Making learning ‘sticky’ is a topic that continues to occupy teachers, trainers, educators and therapists in a variety of walks of life. School teachers are working almost around the clock at this time of year to encourage, cajole and galvanise their exam-level students; those of us working with our adult delegates without such externally imposed deadlines, embark on a never-ending pursuit of the ultimate technique to make learning stick.
The truth is, there is no ‘one-size fits all’ answer. There are tools, techniques and ‘hacks’ that work for some, maybe even for a majority. And there will still be those people whose memories and powers of recall remain elusive and manage to defy the ‘Holy Grail’ techniques.
Having spent an insightful couple of days at the Learning Technologies expo in London, we’ve returned to the office to reflect on what we learnt from the hundreds of exhibitors, presenters and the other visitors we met in the interminable coffee queues. As you might expect, there was much talk of technology, of products and of making full use of the latest developments in gadgetry, systems and imagination.
The fact that all these developments, fascinating, at times freaky and frankly mind-fryingly complex as they are, push the boundaries of futuristic technological possibility is perhaps obvious, given the expo’s title. Technology, however, can at best merely enhance the human learning experience, it cannot replace it. While much was made of the need to ‘meet millennial learners where they are’ and use the available hard and software inventions in the pursuit of faster learning, the fact remains we are still working with the same natural hardware, namely our brains.
Technology is not going to create more brain cells (or cleverer ones, for that matter). It’s not going to double the number of neural pathways we create, which are designed to strengthen the learning process.
In order to make best use of the technology that is available today, it is important that we understand how the human brain learns, retains and recalls learning, makes associations with what we already know, and for that matter, how it chooses what to remember from the billions of stimuli presented to it on a daily basis.
If you have read any of our blogs in the past on the work of Hermann Ebbinghaus (1850-1909) you’ll know that alongside spaced repetition, he also advocated self-test/self-assessment as a means of retaining learnt material. This little exercise is borrowed and adapted from the world of exam revision techniques; you may have come across it if you have exam-aged school children at home or are mentoring an apprentice at work.
You might like to use this technique for an article you need to read for a meeting, or perhaps a colleague’s paper for an upcoming conference.
Step 1: Read the article fully, making any notes or highlighting points as you go along
Step 2: Move on to a completely different activity for around 20 minutes
Step 3: Take a sheet of paper and write down everything you can remember from the article
Step 4: With a different colour and the article in front of you, go through your notes and add anything you had forgotten from the original.
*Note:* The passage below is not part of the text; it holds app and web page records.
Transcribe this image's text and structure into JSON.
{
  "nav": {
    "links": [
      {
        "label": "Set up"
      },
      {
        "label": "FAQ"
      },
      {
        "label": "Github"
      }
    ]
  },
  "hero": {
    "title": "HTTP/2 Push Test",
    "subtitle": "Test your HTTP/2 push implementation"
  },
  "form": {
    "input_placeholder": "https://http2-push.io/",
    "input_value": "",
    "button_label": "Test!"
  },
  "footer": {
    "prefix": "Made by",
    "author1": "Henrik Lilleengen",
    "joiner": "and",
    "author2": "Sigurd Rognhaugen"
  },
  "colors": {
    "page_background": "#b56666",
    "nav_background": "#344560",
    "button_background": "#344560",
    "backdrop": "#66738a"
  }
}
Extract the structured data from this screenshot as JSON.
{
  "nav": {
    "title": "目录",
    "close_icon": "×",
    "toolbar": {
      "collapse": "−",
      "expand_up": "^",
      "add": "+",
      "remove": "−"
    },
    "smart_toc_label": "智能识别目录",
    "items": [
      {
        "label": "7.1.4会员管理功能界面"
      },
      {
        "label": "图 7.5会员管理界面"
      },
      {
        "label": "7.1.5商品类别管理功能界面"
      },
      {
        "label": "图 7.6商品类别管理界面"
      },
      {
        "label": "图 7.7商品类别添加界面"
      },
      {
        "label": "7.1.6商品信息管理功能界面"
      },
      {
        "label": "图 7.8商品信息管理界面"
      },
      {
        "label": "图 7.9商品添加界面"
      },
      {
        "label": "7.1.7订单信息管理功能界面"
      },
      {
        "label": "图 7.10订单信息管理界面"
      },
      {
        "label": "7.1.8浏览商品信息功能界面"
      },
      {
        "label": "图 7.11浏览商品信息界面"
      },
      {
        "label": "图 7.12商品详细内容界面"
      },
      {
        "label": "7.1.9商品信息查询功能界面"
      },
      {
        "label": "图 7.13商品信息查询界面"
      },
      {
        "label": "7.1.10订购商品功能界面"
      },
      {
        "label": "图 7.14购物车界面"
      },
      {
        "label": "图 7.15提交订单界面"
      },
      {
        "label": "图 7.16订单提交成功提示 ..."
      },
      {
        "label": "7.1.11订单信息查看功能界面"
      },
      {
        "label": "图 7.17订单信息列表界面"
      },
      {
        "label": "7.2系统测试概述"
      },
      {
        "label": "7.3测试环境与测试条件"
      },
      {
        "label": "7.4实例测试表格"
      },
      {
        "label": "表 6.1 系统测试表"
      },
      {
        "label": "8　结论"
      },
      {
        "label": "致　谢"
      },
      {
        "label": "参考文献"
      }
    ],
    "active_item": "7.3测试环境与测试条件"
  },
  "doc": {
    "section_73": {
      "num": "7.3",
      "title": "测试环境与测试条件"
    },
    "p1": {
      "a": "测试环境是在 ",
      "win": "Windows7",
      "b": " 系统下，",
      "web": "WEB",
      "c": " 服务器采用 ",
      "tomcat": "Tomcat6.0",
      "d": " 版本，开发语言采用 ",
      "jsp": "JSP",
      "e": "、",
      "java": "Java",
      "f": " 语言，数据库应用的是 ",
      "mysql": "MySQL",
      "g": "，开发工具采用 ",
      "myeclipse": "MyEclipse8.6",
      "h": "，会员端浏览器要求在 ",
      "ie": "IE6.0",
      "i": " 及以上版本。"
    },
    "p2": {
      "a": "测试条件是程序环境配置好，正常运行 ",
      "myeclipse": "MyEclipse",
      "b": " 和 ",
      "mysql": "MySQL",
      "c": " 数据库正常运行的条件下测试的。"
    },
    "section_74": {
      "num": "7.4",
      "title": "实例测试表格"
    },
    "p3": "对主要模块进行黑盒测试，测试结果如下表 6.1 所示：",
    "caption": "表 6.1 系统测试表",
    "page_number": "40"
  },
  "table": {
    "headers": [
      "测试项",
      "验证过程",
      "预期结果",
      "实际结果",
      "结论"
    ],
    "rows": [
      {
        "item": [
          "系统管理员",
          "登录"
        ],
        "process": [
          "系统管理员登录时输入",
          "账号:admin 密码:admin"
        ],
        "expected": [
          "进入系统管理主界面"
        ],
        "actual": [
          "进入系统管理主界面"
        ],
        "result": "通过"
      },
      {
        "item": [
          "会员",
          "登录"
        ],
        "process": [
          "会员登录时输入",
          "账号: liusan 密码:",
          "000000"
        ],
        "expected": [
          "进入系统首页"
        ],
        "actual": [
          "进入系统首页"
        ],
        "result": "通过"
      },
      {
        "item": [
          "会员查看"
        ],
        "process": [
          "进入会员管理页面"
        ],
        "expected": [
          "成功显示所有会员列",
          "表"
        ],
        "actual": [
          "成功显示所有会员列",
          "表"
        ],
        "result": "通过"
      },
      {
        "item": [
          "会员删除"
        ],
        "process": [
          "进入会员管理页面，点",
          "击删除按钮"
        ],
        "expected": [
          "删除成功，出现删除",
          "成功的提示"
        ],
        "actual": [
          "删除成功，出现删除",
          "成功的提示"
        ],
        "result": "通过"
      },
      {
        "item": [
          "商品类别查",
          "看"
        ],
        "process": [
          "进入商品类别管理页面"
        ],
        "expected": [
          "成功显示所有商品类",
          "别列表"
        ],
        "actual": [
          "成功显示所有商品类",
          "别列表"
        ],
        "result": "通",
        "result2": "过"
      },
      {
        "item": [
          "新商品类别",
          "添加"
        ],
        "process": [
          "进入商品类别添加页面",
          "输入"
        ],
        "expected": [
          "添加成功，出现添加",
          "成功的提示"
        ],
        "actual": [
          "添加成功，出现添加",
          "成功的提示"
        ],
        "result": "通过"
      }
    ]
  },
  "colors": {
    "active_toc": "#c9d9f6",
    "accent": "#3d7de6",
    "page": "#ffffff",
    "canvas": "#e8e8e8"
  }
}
Compare the amount of writing in each colour
Doing this on a regular basis will start to train your brain to read with more purpose and look for the note-worthy nuggets in the text
Please feel free to try this with your apprentices at work or your school-aged children. Do let us know how you get on!